This also highlights why it’s important to pass reform with or without the public option. Insurance reform would benefit millions of Americans by protecting them from these practices.
Many liberals are furious over the possibility of losing the public option, and they’re pissed at President Obama for hinting that he could support a bill without it. One problem, however, has been the simple fact that the angry right has been out-organizing the left when it comes to health care.
That may be changing, as the Huffington Post reports that liberals are starting to out-number the health care opponents and screamers at the town hall events.
This can help, but they need much more. If they want to sway wavering members of Congress, then they have to do a better job of mobilizing support for health care reform and the public option.
I support the public option, but I’m not willing to kill health care reform if we have to settle for co-ops instead.
Ezra Klein has an excellent summary of the health care debate and where it currently stands. He does a great job of separating the actual policy debates going on in Congress from some of the silly issues being argued by the public.
The insurance industry is up in arms over congressional proposals to create a publicly financed competitor in an effort to bring down health-care costs. That may be because it doesn’t have to face much in the way of competition now: Most regions of the U.S. are dominated by just one or two health insurers.
Each year the American Medical Assn. (AMA) surveys the commercial health-insurance landscape and finds little if any competition. Its latest report says that, out of 314 metropolitan markets, 94% are controlled by one or two companies, or fewer. In 15 states, one insurer has 50% or more of the entire market.

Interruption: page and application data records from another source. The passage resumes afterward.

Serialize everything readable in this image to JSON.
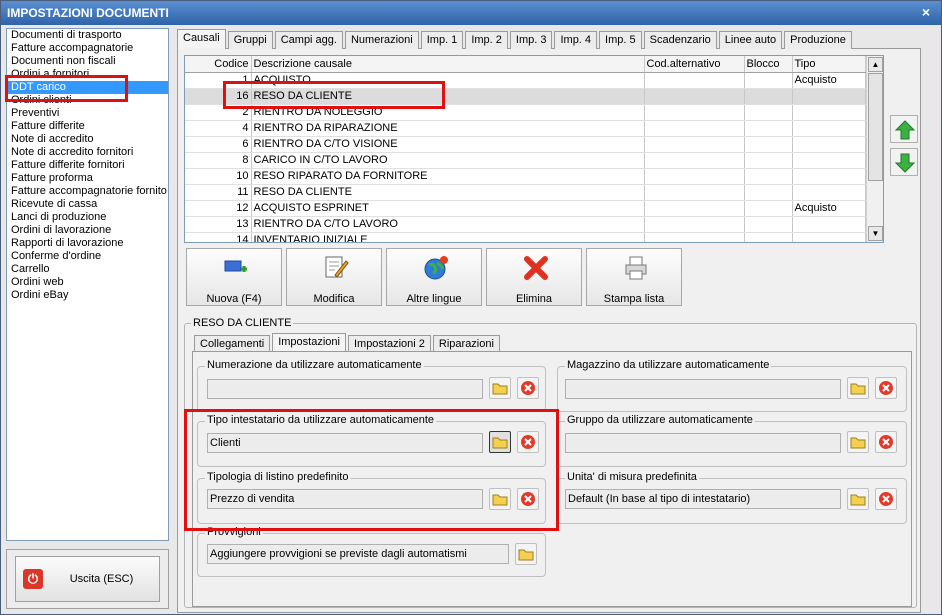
{
  "window": {
    "title": "IMPOSTAZIONI DOCUMENTI",
    "close_label": "×"
  },
  "doc_types": [
    "Documenti di trasporto",
    "Fatture accompagnatorie",
    "Documenti non fiscali",
    "Ordini a fornitori",
    "DDT carico",
    "Ordini clienti",
    "Preventivi",
    "Fatture differite",
    "Note di accredito",
    "Note di accredito fornitori",
    "Fatture differite fornitori",
    "Fatture proforma",
    "Fatture accompagnatorie fornito",
    "Ricevute di cassa",
    "Lanci di produzione",
    "Ordini di lavorazione",
    "Rapporti di lavorazione",
    "Conferme d'ordine",
    "Carrello",
    "Ordini web",
    "Ordini eBay"
  ],
  "selected_doc_type": "DDT carico",
  "exit_button": {
    "label": "Uscita (ESC)",
    "icon": "power-icon"
  },
  "main_tabs": [
    "Causali",
    "Gruppi",
    "Campi agg.",
    "Numerazioni",
    "Imp. 1",
    "Imp. 2",
    "Imp. 3",
    "Imp. 4",
    "Imp. 5",
    "Scadenzario",
    "Linee auto",
    "Produzione"
  ],
  "active_main_tab": "Causali",
  "causali_table": {
    "columns": [
      "Codice",
      "Descrizione causale",
      "Cod.alternativo",
      "Blocco",
      "Tipo"
    ],
    "rows": [
      {
        "codice": "1",
        "descrizione": "ACQUISTO",
        "cod_alt": "",
        "blocco": "",
        "tipo": "Acquisto"
      },
      {
        "codice": "16",
        "descrizione": "RESO DA CLIENTE",
        "cod_alt": "",
        "blocco": "",
        "tipo": ""
      },
      {
        "codice": "2",
        "descrizione": "RIENTRO DA NOLEGGIO",
        "cod_alt": "",
        "blocco": "",
        "tipo": ""
      },
      {
        "codice": "4",
        "descrizione": "RIENTRO DA RIPARAZIONE",
        "cod_alt": "",
        "blocco": "",
        "tipo": ""
      },
      {
        "codice": "6",
        "descrizione": "RIENTRO DA C/TO VISIONE",
        "cod_alt": "",
        "blocco": "",
        "tipo": ""
      },
      {
        "codice": "8",
        "descrizione": "CARICO IN C/TO LAVORO",
        "cod_alt": "",
        "blocco": "",
        "tipo": ""
      },
      {
        "codice": "10",
        "descrizione": "RESO RIPARATO DA FORNITORE",
        "cod_alt": "",
        "blocco": "",
        "tipo": ""
      },
      {
        "codice": "11",
        "descrizione": "RESO DA CLIENTE",
        "cod_alt": "",
        "blocco": "",
        "tipo": ""
      },
      {
        "codice": "12",
        "descrizione": "ACQUISTO ESPRINET",
        "cod_alt": "",
        "blocco": "",
        "tipo": "Acquisto"
      },
      {
        "codice": "13",
        "descrizione": "RIENTRO DA C/TO LAVORO",
        "cod_alt": "",
        "blocco": "",
        "tipo": ""
      },
      {
        "codice": "14",
        "descrizione": "INVENTARIO INIZIALE",
        "cod_alt": "",
        "blocco": "",
        "tipo": ""
      }
    ],
    "selected_row": 1
  },
  "toolbar": [
    {
      "label": "Nuova (F4)",
      "icon": "new-item-icon"
    },
    {
      "label": "Modifica",
      "icon": "edit-icon"
    },
    {
      "label": "Altre lingue",
      "icon": "globe-icon"
    },
    {
      "label": "Elimina",
      "icon": "delete-icon"
    },
    {
      "label": "Stampa lista",
      "icon": "printer-icon"
    }
  ],
  "detail": {
    "title": "RESO DA CLIENTE",
    "tabs": [
      "Collegamenti",
      "Impostazioni",
      "Impostazioni 2",
      "Riparazioni"
    ],
    "active_tab": "Impostazioni",
    "numerazione": {
      "label": "Numerazione da utilizzare automaticamente",
      "value": ""
    },
    "magazzino": {
      "label": "Magazzino da utilizzare automaticamente",
      "value": ""
    },
    "tipo_intestatario": {
      "label": "Tipo intestatario da utilizzare automaticamente",
      "value": "Clienti"
    },
    "gruppo": {
      "label": "Gruppo da utilizzare automaticamente",
      "value": ""
    },
    "tipologia_listino": {
      "label": "Tipologia di listino predefinito",
      "value": "Prezzo di vendita"
    },
    "unita_misura": {
      "label": "Unita' di misura predefinita",
      "value": "Default (In base al tipo di intestatario)"
    },
    "provvigioni": {
      "label": "Provvigioni",
      "value": "Aggiungere provvigioni se previste dagli automatismi"
    }
  },
  "colors": {
    "highlight": "#e01010",
    "selection": "#3399ff",
    "title_bar": "#2f63a8"
  }
}
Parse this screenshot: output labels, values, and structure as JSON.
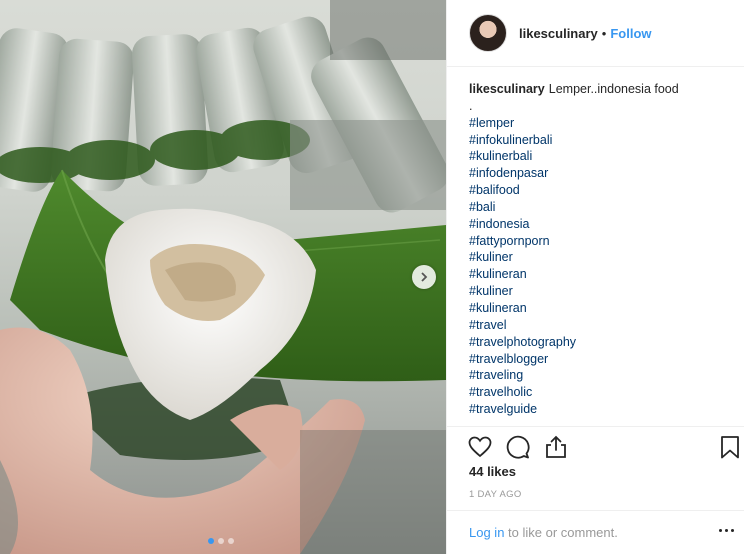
{
  "post": {
    "username": "likesculinary",
    "separator": "•",
    "follow_label": "Follow",
    "caption_text": "Lemper..indonesia food",
    "caption_dot": ".",
    "hashtags": [
      "#lemper",
      "#infokulinerbali",
      "#kulinerbali",
      "#infodenpasar",
      "#balifood",
      "#bali",
      "#indonesia",
      "#fattypornporn",
      "#kuliner",
      "#kulineran",
      "#kuliner",
      "#kulineran",
      "#travel",
      "#travelphotography",
      "#travelblogger",
      "#traveling",
      "#travelholic",
      "#travelguide"
    ],
    "likes": "44 likes",
    "timestamp": "1 DAY AGO"
  },
  "footer": {
    "login_label": "Log in",
    "rest_label": " to like or comment."
  },
  "icons": {
    "like": "heart-icon",
    "comment": "comment-icon",
    "share": "share-icon",
    "save": "bookmark-icon",
    "next": "chevron-right-icon",
    "more": "more-options-icon"
  },
  "colors": {
    "accent": "#3897f0",
    "hashtag": "#003569",
    "muted": "#999999"
  },
  "carousel": {
    "slides": 3,
    "active": 1
  }
}
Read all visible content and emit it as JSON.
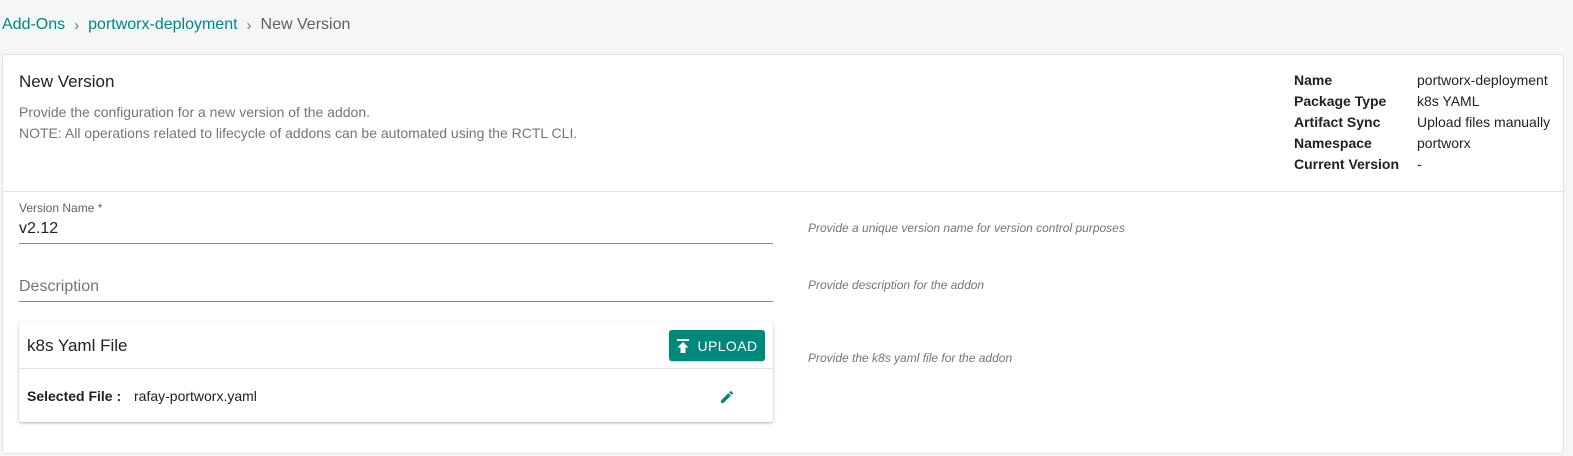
{
  "breadcrumb": {
    "items": [
      "Add-Ons",
      "portworx-deployment"
    ],
    "current": "New Version",
    "separator": "›"
  },
  "header": {
    "title": "New Version",
    "subtitle1": "Provide the configuration for a new version of the addon.",
    "subtitle2": "NOTE: All operations related to lifecycle of addons can be automated using the RCTL CLI."
  },
  "meta": {
    "name_label": "Name",
    "name_value": "portworx-deployment",
    "package_label": "Package Type",
    "package_value": "k8s YAML",
    "sync_label": "Artifact Sync",
    "sync_value": "Upload files manually",
    "namespace_label": "Namespace",
    "namespace_value": "portworx",
    "current_label": "Current Version",
    "current_value": "-"
  },
  "form": {
    "version_label": "Version Name *",
    "version_value": "v2.12",
    "version_hint": "Provide a unique version name for version control purposes",
    "description_placeholder": "Description",
    "description_hint": "Provide description for the addon",
    "file_title": "k8s Yaml File",
    "upload_label": "UPLOAD",
    "file_hint": "Provide the k8s yaml file for the addon",
    "selected_label": "Selected File :",
    "selected_value": "rafay-portworx.yaml"
  },
  "icons": {
    "upload": "upload-icon",
    "edit": "pencil-icon"
  },
  "colors": {
    "accent": "#00897b"
  }
}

Such market concentration has become a potent argument for supporters of a public insurer, President Barack Obama among them. With no need to generate profits, a public plan could offer lower premiums, thus bringing competitive pressure to bear on the private insurers to do the same.
In the modern health-care system, there is no higher power than the insurance market. And the insurers who populate that market have grown all the stronger. The Justice Department judges an industry “highly concentrated” if a single company controls more than 42 percent of the market. By that definition, 94 percent of statewide insurance markets are highly concentrated. A recent study by the advocacy organization Health Care for America Now showed that in Indiana, WellPoint controls 60 percent of the insurance market; in Iowa, Wellmark accounts for 71 percent; and in Alabama, Blue Cross/Blue Shield holds 83 percent. In the past 13 years, there have been more than 400 corporate mergers involving health insurers.
Economics textbooks tell us that concentrated markets reduce the competitive behavior that benefits consumers and lead to outsize profits for the dominant firms. Predictably, health-care premiums shot up more than 90 percent between 2000 and 2007, while the profits of the 10 largest insurers increased 428 percent over the same period.
We have a system that is not sustainable. This isn’t capitalism – instead we have several large insurance companies practically stealing money from American taxpayers.
Right now, President Obama is trying hard to get a bill with the help of all the major players, including the insurance companies. Therefore we’ve seen him go after costs and premiums, but he has not taken on the insurance companies in a direct manner.
If the current effort at reform fails or stalls, expect to see a full-throttled attack against these companies that informs the American people just how much money they are making and the tactics they are using to deny coverage to pad profits.